Iran opened a key space facility to visiting journalists for the first time Wednesday in an apparent effort to show its willingness to allow glimpses at sensitive technology even as Tehran and U.N. inspectors trade accusations about access to nuclear sites and experts.
The press tour of the Alborz Space Center, about 40 miles (70 kilometers) west of Tehran, also sought to showcase Iran's advances in aerospace sciences less than a month after it announced another satellite was launched into orbit.
Iran's ambitious space program has raised concerns in the West because of possible military applications. The same rocket technology used to send satellites into orbit — including the Feb. 3 launch of the domestically made Navid, or Gospel — can also be retooled to create intercontinental warheads.
Iran says Navid was designed to collect data on weather conditions and monitor natural disasters.
The space center visit — by nearly 50 journalists for international media in two separate groups — comes as Iran and the U.N. nuclear watchdog agency are locked in disputes over access to officials and key sites in the Islamic Republic's atomic program.
The West and allies fear Iran's uranium enrichment labs could eventually produce weapons-grade material. Iran says it only seek nuclear power for energy and medical research.
Allowing journalists into the space facility could be an attempt to discredit U.N. claims that Iran is keeping a tight lid on its technological capabilities. Officials said the space center has no military role, and is used to control and collect data from various satellites, including Navid.
The facility is on a sprawling tract at the base of hills. Inside are huge satellite dishes as well as buildings housing the control rooms monitoring satellites, including display panels nearly three feet (a meter) across.
"We are the control station for Navid satellite, which has been designed to take pictures from the earth's orbit," project director Mojtaba Saradeghi told the visiting journalists. The visitors were shown a model of the Navid satellite.
Saradeghi said sanctions prevented Iran from buying some of the key equipment needed to build Navid, but Iranian space experts were able to design and produce the equipment.
"We needed various equipment, including sun sensors, for Navid. We could not buy them because of sanctions. So we designed and produced sun sensors ourselves," Saradeghi said.

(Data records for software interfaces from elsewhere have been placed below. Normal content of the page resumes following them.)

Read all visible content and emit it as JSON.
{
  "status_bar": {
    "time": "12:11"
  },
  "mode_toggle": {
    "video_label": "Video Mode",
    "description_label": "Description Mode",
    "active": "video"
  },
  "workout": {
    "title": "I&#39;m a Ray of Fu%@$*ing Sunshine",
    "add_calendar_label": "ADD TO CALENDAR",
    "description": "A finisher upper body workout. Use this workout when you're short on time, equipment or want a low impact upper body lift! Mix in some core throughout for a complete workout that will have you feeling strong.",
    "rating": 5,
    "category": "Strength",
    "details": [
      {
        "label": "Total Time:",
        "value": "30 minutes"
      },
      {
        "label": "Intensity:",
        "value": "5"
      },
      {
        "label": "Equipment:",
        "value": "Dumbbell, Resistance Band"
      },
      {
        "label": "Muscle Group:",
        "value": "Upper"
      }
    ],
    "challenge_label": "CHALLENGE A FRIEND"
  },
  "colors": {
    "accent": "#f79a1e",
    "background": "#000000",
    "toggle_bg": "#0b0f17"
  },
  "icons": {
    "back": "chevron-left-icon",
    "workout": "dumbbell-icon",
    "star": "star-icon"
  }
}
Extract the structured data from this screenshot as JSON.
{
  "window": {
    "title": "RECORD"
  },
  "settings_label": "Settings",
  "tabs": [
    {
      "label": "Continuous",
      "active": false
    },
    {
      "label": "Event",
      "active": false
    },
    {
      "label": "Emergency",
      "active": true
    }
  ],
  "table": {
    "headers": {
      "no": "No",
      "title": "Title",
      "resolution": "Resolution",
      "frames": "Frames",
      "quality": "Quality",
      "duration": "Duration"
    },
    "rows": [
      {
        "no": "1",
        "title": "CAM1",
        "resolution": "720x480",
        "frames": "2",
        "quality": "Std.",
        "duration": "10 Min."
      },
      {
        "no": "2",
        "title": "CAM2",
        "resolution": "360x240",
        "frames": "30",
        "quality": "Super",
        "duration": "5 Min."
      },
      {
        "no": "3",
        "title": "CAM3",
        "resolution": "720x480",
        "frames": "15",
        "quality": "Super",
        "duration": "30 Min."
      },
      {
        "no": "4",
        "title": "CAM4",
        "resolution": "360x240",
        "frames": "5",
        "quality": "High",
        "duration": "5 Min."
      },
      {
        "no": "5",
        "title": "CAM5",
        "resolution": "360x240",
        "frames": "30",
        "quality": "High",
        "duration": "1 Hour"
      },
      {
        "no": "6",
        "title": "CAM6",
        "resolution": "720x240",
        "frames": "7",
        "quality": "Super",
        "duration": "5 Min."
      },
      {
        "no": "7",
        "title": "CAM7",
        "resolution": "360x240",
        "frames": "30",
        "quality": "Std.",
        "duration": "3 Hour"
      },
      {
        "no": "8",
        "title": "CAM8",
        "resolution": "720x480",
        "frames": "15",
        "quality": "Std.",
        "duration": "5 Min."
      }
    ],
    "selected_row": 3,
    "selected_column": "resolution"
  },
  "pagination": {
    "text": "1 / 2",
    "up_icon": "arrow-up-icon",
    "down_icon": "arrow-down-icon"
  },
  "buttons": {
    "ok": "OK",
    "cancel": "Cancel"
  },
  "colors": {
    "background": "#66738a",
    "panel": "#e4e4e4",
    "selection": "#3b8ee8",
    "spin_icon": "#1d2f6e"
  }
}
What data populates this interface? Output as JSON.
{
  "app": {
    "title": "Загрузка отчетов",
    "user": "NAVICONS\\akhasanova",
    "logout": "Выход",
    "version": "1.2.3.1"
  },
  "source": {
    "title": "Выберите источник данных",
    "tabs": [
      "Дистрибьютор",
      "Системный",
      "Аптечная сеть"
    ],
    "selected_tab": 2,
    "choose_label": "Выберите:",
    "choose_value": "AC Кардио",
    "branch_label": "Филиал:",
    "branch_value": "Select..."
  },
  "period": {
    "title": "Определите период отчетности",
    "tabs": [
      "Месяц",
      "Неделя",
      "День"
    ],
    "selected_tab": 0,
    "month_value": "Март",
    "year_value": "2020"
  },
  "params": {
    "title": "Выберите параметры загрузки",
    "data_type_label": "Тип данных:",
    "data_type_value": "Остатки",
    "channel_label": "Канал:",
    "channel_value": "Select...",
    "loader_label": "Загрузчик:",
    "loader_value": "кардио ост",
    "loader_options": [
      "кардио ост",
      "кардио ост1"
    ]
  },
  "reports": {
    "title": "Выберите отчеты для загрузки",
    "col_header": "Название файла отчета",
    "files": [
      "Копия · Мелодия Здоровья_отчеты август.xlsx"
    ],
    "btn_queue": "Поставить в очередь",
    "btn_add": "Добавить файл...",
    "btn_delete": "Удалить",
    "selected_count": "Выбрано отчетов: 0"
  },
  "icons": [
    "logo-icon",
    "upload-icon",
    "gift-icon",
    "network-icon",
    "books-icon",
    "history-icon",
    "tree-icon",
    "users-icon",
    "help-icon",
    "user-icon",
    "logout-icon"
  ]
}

Other satellites monitored
Kamal Yazdani, another official at the site, said experts here monitor Terra, a multinational NASA scientific research satellite, and other satellites available to the international scientific community.
"We receive data from these satellites and provide the pictures to research and scientific centers including student projects," he said.
Iran is intent on highlighting its technological successes as signs that Iran can advance despite Western sanctions over its disputed nuclear program.
Iran sent its first domestically made satellite, called Omid, or Hope, into orbit in February 2009. Iran's space plans are wide-ranging and even hold out the goal of putting a man in orbit within a decade, though it appears Iran is still far from that capability.
In 2005, Iran launched its first commercial satellite on a Russian rocket in a joint project with Moscow, which is a partner in transferring space technology to Iran along with North Korea and China. That same year, the government said it allocated $500 million for space projects in the next five years.
Iran has said it wants to put its own satellites into orbit to monitor natural disasters in the earthquake-prone nation and improve its telecommunications. Iranian officials also point to America's use of satellites to monitor Afghanistan and Iraq and say they need similar abilities for security.